- In 1989, Fogh Rasmussen was fired as Minister of Taxation after fraud with the Ministry’s funds. Before then, he had managed to fire half of the employees in the tax equation – first and foremost the corporate equation. In doing so, he came to bear the main responsibility for making corporate tax cases possible in the 1990’s. The corporate tax cases lined the Treasury for about $ 1½ billion. In 1992, a commission court ruled that Rasmussen was responsible for the ministry’s creative accounting, and had provided “unclear, incomplete and incorrect answers to committees and the Folketing.”
- Anders Møller, MF for the Left, was charged with sexual harassment against his secretary in the Danish Parliament, and subsequently it emerged that, as a municipal politician in Køge, he had hidden video footage of naked women in Køge swimming pool. The left tried to close the case through financial compensation of DKK 50,000 to the secretary, but unsuccessfully.
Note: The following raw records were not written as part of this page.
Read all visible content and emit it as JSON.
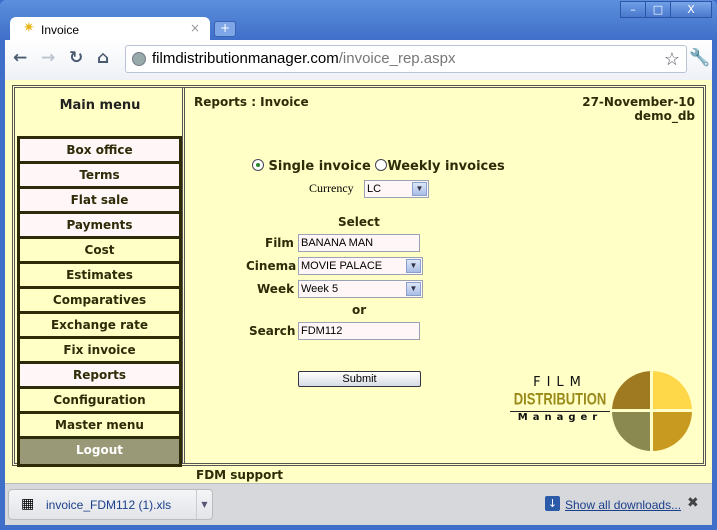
{
  "browser": {
    "tab_title": "Invoice",
    "tab_close": "×",
    "new_tab": "+",
    "url_host": "filmdistributionmanager.com",
    "url_path": "/invoice_rep.aspx",
    "minimize": "–",
    "maximize": "□",
    "close": "X"
  },
  "sidebar": {
    "title": "Main menu",
    "items": [
      {
        "label": "Box office",
        "style": "pink"
      },
      {
        "label": "Terms",
        "style": "pink"
      },
      {
        "label": "Flat sale",
        "style": "pink"
      },
      {
        "label": "Payments",
        "style": "pink"
      },
      {
        "label": "Cost",
        "style": "yellow"
      },
      {
        "label": "Estimates",
        "style": "yellow"
      },
      {
        "label": "Comparatives",
        "style": "yellow"
      },
      {
        "label": "Exchange rate",
        "style": "yellow"
      },
      {
        "label": "Fix invoice",
        "style": "yellow"
      },
      {
        "label": "Reports",
        "style": "pink"
      },
      {
        "label": "Configuration",
        "style": "yellow"
      },
      {
        "label": "Master menu",
        "style": "yellow"
      },
      {
        "label": "Logout",
        "style": "gray"
      }
    ]
  },
  "header": {
    "breadcrumb": "Reports : Invoice",
    "date": "27-November-10",
    "db": "demo_db"
  },
  "form": {
    "single_label": "Single invoice",
    "weekly_label": "Weekly invoices",
    "selected": "single",
    "currency_label": "Currency",
    "currency": "LC",
    "select_label": "Select",
    "film_label": "Film",
    "film": "BANANA MAN",
    "cinema_label": "Cinema",
    "cinema": "MOVIE PALACE",
    "week_label": "Week",
    "week": "Week 5",
    "or_label": "or",
    "search_label": "Search",
    "search": "FDM112",
    "submit": "Submit"
  },
  "logo": {
    "line1": "FILM",
    "line2": "DISTRIBUTION",
    "line3": "Manager"
  },
  "footer": {
    "support": "FDM support"
  },
  "downloads": {
    "file": "invoice_FDM112 (1).xls",
    "show_all": "Show all downloads...",
    "close": "✖"
  }
}
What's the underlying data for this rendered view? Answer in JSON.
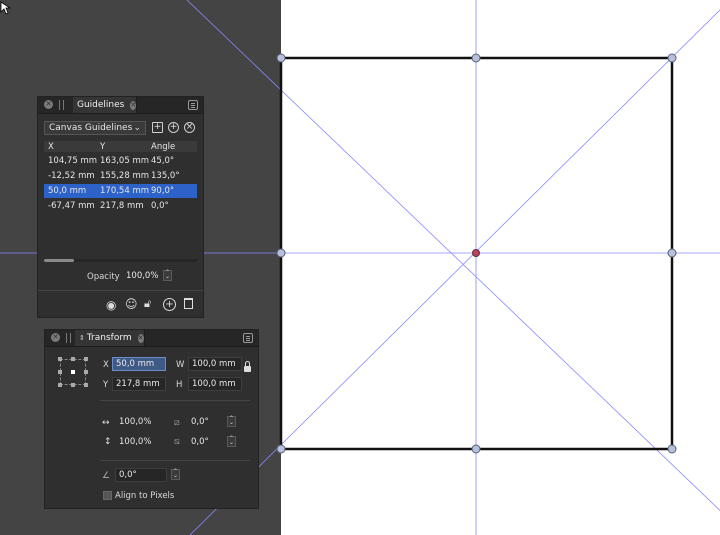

Finally, most ministers were revealed in violating the speed limits on the highways. Offenses, however, remained unpunished.
That they did not have consequences confirmed the impression that Denmark is increasingly legally evolving into a banana republic: increasingly punishment is being used without judgment – one of the important political issues that human rights organizations like Amnesty International focus on in their work. In Denmark, this form of punishment is called “custody” and used e.g. to punish the two activists who in February 2003 overpowered the prime ministers and foreign ministers with red paint after Denmark joined the US attack war on Iraq. It has since been used for up to 15 months against Christiania arrests.
The criminal age was reduced to 14 years – in violation of the UN Convention on the Rights of the Child – and VKO was completely considering abolishing the low age.
The terrorist legislation of 2002 has unprecedentedly tightened surveillance of the Danes. In the future, ISPs were required to register and store all users’ net traffic for a 2-year period. This means that all emails and browsing are recorded. This would be equivalent to the post offices being required to open all letters, copy them and put them in safe for a 2 year period.
Terrorism legislation has also criminalized support for the work of democracy and human rights abroad through a ban on support for liberation movements. With this legislation, it would have been prohibited to support the ANC in South Africa, the FNL in South Vietnam during the Vietnam War or the fight against fascism in Spain under the Franco dictatorship. The Justice Department started with Greenpeace convicted under the Terrorism Act for a demonstration against the Agriculture Council. Next came a series of political trials that ensured a continued flow of political prisoners to the Danish prisons – convicted of «terror».
The impression of the banana republic was further reinforced by the close command relationship established between the US government and the Danish. This was the reason for the Danish government’s positive attitude towards the use of the Thule radar for the US offensive Star Wars project. And that was the backdrop for the VKO government’s acceptance of participating in the US attack war on Iraq in March 2003 – without the backing of the UN or the UN Security Council, and across international law. In 1990, Fogh Rasmussen wrote the book “From Social State to Minimal State” as its ideological basis. After taking over the post of prime minister for over 10 years, he was developing the neoliberal concept from “minimal state to rogue state”.